The path to solving complex social problems such as childhood hunger or the high school dropout crisis is not an easy one. And while influence is one of the most powerful tools available to us, we don’t see many organizations applying it intentionally. Jeff Bradach's recent article, "Transformative Scale: The Future of Growing What Works," articulates a variety of strategies for solving large-scale problems, including recruiting and training other organizations, and changing public systems. Not surprisingly, influencing people underpins most of these approaches, highlighting the importance of intentional influence in transformational strategy.
Intentional influence involves committing to a more holistic approach—seeing the big picture, transcending silos between related issue areas, and persuading expanding groups of stakeholders to see the connection between the problem we seek to solve and their own values and priorities. Often, widening our circle requires that we let go of ownership, credit, preconceived ideas, and “business as usual.” It also requires that we empathize with those we seek to influence and resist the temptation to assume that what moves us will move them.
In practice, intentional influence is a process. Leveraging influence with intentionality entails determining who can play a role in solving the problem and what actions we want them to take (do we want them to change their behavior? make a decision? commit resources?), as well as understanding their unique perspectives.

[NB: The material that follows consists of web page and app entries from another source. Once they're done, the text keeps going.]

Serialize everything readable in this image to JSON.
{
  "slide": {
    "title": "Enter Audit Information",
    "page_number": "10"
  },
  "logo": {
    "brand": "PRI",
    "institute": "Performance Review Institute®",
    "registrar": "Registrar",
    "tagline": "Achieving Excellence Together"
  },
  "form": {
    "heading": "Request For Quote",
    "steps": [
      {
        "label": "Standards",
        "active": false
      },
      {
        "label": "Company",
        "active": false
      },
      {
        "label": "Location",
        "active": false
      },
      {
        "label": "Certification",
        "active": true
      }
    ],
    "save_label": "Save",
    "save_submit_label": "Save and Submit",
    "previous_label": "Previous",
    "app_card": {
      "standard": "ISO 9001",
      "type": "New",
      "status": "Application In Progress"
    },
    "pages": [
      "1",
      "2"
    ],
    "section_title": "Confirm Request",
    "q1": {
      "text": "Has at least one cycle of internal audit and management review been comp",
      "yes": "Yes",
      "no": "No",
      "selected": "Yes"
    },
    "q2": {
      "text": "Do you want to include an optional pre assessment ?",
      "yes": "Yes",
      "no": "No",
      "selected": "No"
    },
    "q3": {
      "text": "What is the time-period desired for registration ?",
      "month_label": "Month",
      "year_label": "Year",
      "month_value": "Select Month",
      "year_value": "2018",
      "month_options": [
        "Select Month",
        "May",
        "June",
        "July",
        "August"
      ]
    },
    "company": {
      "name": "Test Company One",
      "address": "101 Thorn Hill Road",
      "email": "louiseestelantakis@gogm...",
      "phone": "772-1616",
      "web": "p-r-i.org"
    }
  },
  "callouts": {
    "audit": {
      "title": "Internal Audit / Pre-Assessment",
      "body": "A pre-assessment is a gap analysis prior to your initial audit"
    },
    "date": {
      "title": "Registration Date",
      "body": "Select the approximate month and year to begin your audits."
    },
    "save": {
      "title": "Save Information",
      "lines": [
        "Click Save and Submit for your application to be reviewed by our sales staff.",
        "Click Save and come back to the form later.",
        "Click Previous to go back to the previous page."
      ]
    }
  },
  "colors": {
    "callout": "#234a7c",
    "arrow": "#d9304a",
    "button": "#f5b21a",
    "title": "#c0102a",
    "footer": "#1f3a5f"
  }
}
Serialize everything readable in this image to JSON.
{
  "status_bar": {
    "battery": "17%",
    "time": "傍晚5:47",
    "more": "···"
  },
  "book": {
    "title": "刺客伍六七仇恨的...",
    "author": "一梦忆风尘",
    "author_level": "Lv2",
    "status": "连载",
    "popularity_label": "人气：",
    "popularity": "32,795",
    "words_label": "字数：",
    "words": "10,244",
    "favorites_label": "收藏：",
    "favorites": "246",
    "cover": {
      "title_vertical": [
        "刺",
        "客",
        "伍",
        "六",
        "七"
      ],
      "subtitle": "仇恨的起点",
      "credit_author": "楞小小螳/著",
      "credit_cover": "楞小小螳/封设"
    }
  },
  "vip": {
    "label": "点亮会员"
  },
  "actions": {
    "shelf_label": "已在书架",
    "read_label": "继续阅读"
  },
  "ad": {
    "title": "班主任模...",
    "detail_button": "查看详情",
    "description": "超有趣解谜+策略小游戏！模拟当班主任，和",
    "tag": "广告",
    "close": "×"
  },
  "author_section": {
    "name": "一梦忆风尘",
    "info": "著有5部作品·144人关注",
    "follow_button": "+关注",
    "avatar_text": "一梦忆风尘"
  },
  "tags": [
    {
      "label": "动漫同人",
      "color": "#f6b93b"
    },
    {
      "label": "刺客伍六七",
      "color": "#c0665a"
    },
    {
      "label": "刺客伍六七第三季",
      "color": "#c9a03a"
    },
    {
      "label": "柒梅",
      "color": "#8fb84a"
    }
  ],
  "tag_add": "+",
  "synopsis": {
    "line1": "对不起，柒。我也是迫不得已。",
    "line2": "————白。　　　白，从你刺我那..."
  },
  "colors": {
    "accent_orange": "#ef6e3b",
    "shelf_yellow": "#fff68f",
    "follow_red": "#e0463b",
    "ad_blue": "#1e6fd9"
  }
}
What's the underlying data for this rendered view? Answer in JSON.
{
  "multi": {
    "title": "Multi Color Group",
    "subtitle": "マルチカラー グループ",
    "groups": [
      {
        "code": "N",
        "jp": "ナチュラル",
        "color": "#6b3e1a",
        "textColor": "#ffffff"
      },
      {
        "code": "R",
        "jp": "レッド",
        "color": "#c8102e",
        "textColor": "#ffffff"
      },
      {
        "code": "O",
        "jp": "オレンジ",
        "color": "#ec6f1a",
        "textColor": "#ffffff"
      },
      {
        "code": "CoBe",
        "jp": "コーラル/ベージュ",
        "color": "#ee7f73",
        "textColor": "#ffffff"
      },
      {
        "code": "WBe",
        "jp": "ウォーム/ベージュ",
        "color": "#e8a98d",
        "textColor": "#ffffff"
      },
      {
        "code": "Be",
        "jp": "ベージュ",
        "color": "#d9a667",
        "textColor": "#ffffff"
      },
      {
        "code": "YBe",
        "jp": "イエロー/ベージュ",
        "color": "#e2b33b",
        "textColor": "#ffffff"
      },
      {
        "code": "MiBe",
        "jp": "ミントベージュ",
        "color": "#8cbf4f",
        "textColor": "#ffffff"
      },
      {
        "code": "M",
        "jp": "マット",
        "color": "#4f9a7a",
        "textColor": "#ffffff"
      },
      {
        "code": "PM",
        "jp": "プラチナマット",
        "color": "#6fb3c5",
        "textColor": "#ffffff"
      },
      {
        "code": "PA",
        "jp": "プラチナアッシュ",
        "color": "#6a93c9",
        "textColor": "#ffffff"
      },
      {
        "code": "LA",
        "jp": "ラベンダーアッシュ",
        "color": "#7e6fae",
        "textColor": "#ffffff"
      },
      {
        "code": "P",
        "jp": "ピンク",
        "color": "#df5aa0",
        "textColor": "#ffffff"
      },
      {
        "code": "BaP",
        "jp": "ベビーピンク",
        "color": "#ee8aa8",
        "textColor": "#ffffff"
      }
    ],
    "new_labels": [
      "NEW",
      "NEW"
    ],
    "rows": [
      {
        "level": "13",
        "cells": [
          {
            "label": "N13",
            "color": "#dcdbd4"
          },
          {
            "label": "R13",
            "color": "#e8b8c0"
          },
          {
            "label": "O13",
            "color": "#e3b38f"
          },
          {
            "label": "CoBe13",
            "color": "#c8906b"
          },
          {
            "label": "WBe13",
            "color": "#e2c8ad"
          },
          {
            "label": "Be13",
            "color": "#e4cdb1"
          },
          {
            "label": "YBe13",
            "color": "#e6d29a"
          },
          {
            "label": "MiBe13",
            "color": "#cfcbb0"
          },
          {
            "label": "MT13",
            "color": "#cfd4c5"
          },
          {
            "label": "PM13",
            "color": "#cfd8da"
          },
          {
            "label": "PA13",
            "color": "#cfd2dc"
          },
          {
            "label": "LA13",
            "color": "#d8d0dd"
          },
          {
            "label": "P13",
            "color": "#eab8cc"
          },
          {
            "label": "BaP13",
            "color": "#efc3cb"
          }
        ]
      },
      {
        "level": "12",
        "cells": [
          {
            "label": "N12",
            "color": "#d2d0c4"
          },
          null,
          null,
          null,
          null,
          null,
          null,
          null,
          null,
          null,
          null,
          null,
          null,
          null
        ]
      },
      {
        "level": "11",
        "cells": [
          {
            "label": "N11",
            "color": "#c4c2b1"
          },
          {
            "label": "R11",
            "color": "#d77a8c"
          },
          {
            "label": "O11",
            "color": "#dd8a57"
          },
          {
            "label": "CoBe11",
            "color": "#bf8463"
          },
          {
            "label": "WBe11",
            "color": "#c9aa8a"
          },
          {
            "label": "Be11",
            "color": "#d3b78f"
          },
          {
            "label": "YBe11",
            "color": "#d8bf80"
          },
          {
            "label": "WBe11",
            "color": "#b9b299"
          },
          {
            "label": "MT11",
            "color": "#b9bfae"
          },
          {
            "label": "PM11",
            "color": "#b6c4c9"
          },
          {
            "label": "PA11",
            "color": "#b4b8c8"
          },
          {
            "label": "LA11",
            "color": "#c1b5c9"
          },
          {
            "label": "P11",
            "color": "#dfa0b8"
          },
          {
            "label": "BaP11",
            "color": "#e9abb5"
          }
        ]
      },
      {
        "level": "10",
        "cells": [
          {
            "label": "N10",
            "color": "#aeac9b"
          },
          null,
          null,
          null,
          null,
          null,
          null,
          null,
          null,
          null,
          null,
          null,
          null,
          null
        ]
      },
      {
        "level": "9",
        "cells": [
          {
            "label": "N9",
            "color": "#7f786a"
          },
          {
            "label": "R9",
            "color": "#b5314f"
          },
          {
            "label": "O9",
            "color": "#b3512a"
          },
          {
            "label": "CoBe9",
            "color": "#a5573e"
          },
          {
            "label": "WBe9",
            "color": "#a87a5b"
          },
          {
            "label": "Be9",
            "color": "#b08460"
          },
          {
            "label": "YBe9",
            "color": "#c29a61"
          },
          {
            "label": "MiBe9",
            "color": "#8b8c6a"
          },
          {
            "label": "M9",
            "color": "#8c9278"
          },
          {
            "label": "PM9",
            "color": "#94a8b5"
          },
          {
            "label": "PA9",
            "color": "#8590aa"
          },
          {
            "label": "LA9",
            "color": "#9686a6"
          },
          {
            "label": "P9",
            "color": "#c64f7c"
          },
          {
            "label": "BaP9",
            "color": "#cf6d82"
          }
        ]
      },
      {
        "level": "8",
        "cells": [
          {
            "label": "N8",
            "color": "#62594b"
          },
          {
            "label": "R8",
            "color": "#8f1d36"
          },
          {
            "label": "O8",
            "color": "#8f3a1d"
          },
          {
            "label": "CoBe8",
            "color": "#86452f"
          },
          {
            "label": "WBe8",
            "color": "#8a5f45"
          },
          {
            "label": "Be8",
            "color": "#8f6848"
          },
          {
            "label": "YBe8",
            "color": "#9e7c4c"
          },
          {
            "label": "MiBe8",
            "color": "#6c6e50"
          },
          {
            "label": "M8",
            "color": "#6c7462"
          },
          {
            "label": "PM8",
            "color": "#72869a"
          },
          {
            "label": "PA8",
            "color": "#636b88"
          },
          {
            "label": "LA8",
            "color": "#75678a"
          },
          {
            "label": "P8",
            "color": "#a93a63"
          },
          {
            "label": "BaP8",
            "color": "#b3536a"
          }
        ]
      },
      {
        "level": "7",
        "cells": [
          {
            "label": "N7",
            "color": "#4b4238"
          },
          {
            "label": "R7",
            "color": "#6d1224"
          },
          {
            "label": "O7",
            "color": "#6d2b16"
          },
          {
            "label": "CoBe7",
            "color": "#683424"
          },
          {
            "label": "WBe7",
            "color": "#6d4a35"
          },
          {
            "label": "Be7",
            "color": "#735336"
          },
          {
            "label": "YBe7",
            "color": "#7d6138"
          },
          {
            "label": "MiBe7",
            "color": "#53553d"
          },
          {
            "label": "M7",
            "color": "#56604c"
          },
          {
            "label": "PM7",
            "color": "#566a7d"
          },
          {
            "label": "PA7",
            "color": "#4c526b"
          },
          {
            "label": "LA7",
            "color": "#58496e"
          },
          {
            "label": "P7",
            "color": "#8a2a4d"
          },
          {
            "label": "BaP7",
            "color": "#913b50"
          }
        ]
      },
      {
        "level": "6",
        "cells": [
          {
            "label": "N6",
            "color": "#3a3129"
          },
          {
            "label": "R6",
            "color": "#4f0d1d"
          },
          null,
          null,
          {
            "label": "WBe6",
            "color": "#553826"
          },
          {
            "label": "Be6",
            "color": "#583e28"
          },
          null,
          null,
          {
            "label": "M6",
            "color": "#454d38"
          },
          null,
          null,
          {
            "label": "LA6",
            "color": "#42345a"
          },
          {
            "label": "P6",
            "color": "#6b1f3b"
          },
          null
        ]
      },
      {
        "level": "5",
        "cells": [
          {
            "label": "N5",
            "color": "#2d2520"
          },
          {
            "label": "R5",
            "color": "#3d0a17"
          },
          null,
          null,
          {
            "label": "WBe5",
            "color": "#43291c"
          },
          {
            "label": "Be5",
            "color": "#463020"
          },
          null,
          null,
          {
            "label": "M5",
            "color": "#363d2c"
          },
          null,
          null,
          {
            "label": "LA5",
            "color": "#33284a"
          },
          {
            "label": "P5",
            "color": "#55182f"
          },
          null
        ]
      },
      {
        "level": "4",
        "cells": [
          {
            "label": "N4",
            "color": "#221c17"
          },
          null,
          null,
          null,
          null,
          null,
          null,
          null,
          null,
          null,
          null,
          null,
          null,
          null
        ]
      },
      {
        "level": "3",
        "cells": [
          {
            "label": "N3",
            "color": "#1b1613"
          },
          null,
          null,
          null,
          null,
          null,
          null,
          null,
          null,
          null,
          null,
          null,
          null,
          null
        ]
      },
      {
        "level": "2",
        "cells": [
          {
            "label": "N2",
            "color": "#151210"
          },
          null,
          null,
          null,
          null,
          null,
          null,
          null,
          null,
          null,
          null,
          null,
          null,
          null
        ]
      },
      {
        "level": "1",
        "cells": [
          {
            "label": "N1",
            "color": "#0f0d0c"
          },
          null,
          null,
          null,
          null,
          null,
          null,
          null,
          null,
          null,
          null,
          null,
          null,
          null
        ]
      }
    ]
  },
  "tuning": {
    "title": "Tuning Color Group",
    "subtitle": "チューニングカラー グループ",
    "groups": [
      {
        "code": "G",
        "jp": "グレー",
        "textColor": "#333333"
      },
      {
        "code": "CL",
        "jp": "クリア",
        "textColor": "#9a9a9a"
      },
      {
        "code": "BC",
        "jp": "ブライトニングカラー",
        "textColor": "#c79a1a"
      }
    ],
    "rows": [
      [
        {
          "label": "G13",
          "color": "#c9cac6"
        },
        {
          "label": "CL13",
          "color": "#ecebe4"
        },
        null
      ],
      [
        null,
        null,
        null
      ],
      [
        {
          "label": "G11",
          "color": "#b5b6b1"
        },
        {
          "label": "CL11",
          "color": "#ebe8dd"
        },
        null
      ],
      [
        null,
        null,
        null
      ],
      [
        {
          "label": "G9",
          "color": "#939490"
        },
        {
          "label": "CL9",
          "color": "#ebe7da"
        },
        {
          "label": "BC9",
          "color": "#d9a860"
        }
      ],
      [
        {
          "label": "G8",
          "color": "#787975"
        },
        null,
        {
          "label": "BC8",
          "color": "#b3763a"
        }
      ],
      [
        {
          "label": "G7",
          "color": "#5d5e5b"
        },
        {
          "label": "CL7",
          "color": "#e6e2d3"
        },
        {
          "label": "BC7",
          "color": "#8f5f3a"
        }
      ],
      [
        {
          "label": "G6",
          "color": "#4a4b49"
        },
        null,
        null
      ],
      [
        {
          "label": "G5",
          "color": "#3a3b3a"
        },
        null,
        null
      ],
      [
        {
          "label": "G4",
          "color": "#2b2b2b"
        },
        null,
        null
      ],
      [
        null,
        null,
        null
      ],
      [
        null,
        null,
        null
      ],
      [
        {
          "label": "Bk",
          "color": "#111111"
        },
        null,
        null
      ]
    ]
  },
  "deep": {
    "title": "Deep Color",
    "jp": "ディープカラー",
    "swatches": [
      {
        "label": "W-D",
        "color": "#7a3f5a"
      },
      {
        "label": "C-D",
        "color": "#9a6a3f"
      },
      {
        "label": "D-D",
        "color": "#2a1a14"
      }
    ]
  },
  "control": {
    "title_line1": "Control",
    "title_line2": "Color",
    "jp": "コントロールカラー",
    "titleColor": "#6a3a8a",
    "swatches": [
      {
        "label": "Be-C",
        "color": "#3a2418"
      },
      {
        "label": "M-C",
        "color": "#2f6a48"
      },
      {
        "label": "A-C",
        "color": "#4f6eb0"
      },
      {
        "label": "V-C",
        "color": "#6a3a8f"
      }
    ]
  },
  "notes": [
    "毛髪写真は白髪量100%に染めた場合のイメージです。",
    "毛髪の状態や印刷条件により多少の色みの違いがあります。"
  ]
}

In our work with nonprofits and foundations, we've identified a few questions that can help guide organizations through this process, and uncover the people, assets, and approaches that can bring about positive change.
1. Understanding stakeholders: Who can help solve this problem, and where do we begin?
It is helpful to begin with a comprehensive mapping of all who have a role—the interest and/or power—in solving the problem. Since very few problems exist in a vacuum, we find that it’s valuable to cast a wide net that includes both likely and unlikely groups. Recognizing the connections between these groups can provide an opportunity to see how those working on related issues can advocate for your work, and you for theirs.
At the same time, anyone working on social problems is all too aware that you can't tackle everything at once. Also, most people want assurance that an effort is worthwhile and feasible before they jump on board. When prioritizing stakeholders to approach, consider starting with:
- Individuals who can help you achieve early wins to prove that the work is worthwhile,
- Individuals who can influence a significant number of people, and/or
- Individuals who can influence people who are essential to progress.
2. Understanding assets: What can we leverage to move others to act?
Once an organization understands its universe of stakeholders, it should evaluate and map its own assets—things it has, does, and knows. Relationships, credibility, knowledge, stories, and data are just a few of the tools we can use to influence others’ behavior and decisions. Often, it requires that we use many assets at once. To wring every ounce of value out of intentional influence efforts, examine all of the assets at your disposal, determine how to maximize them, and address any gaps.
3. Identifying desired actions: What action do we want others to take?
To solve a problem at the magnitude it exists, we often need to pursue change at three levels: personal, organizational, and systemic. Every level starts with people, so it’s important to determine the most important behaviors or actions we want different groups to take.
An individual may act to change their own behavior (a student may attend school, for example), an organization’s policies or procedures (a hospital administrator may adapt an internal process), or an entire public system (a congress member may vote for a policy change). The bigger challenge is uncovering why someone isn’t taking the action we want them to take.
4. Understanding barriers: What stands in the way of people taking the action we desire?
While identifying desired actions is fundamental to intentional influence, empathizing with and understanding stakeholders’ beliefs and the context in which they operate is equally—if not more—valuable. The work of identifying and overcoming barriers begins with putting ourselves in their shoes, developing hypotheses about why they aren’t taking the action, and testing what works. The book Influencer: The Power to Change Anything asserts that for people to engage in a behavior, they have to believe that it is worth it and that they can do it. This framework provides a starting point for thinking about what the barrier to action might be—a lack of motivation or ability—and how to overcome it.
5. Designing an approach: How do we move people to take the action we desire?
Once we understand what’s missing from the motivation-ability equation, then it’s time to select and test an approach to overcome that barrier. To overcome a lack of motivation, organizations might consider making the action more relevant by reframing it, leveraging existing influencers (such as peers), or changing incentives or disincentives. To overcome a lack of ability, organizations might enable action through tools and/or training, or by changing the physical environment and/or available choices for engaging in the desired behavior. Social scientist BJ Fogg asserts that a trigger—a cue that tells people to take the action now—is also important for moving someone to action. When designing an approach it can be helpful to evaluate the relevancy of a trigger to moving a particular group to action.
While these questions are simple, we recognize that answering them can be complex and may require specialized expertise, ranging from behavioral economics to advocacy. But as we seek to solve large-scale problems, we have to remember that ultimately social change requires that we influence the behaviors and decisions of many people. We will only be successful if we can clearly articulate the actions we need people to take, and intentionally design approaches that motivate and enable them to move.